## Description of the task
What lines in the records below hold the string "VMware"? Please show them.

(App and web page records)

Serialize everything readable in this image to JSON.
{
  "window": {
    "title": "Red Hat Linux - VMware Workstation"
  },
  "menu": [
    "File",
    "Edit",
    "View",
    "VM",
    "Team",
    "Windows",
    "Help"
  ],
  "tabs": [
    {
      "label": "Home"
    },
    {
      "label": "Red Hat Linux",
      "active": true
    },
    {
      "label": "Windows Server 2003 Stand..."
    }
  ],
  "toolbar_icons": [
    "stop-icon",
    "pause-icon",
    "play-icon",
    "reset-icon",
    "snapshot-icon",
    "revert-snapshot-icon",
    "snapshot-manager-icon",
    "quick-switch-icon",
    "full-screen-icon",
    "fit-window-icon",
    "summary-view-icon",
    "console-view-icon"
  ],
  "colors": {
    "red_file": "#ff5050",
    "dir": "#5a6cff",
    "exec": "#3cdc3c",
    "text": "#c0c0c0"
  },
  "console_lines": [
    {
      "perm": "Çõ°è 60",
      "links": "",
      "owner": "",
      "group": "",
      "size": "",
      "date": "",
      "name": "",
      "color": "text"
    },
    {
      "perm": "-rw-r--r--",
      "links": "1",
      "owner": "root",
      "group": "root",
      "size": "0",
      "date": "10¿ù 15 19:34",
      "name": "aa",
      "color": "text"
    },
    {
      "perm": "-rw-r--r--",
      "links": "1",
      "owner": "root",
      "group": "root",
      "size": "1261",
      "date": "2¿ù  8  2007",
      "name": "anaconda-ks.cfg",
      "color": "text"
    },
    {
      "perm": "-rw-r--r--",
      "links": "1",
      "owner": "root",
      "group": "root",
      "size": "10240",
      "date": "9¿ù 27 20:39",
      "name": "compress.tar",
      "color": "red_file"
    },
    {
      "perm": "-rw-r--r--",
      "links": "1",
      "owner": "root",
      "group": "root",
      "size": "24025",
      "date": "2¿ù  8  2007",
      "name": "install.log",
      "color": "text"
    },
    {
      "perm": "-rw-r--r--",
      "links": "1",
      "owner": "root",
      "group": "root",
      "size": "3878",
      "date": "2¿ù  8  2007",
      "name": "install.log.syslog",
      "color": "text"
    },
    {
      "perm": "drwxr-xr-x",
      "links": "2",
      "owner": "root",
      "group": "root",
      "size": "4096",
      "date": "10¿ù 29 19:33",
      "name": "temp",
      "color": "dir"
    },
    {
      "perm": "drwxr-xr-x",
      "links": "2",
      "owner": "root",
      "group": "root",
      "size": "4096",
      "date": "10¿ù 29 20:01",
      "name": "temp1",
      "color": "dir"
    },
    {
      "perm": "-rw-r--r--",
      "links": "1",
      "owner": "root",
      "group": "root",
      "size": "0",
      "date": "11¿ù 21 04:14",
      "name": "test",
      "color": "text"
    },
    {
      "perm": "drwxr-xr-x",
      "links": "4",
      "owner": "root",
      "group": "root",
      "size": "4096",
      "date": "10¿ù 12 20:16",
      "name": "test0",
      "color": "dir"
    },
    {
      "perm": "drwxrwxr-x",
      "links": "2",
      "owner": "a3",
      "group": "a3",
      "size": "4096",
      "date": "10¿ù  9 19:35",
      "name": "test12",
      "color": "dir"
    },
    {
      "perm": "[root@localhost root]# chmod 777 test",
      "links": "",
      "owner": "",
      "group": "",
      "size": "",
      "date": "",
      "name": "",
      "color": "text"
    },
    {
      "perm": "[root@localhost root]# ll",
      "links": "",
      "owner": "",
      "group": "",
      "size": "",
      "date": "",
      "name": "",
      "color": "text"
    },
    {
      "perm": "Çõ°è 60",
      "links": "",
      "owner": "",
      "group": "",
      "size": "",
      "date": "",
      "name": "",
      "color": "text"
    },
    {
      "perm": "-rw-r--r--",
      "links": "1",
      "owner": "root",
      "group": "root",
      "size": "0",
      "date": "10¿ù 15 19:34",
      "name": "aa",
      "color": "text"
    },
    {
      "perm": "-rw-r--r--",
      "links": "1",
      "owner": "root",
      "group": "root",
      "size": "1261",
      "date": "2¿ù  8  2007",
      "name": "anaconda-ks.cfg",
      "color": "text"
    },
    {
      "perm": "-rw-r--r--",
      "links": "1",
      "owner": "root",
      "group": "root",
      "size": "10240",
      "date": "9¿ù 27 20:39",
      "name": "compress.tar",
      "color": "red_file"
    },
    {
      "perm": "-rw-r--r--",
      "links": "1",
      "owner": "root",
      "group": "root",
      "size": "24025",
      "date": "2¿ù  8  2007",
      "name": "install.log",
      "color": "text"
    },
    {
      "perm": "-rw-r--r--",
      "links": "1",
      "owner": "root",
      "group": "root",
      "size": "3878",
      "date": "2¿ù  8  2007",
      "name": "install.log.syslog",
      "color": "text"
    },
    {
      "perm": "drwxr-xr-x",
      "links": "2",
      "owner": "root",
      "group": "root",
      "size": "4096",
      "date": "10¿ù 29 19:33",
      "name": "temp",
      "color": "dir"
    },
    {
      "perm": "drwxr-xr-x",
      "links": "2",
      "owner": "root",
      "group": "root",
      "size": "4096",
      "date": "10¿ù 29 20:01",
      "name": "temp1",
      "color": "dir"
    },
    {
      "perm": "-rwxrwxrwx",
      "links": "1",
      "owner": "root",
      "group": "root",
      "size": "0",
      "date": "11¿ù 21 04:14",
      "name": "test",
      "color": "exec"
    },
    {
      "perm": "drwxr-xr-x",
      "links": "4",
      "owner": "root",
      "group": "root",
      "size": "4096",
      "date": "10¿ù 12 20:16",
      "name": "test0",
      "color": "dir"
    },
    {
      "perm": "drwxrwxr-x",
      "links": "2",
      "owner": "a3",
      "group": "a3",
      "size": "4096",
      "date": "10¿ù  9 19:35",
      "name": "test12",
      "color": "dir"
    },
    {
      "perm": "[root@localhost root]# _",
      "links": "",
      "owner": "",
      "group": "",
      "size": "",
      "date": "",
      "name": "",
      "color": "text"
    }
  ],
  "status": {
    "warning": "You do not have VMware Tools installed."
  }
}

## Output below
    "title": "Red Hat Linux - VMware Workstation"
    "warning": "You do not have VMware Tools installed."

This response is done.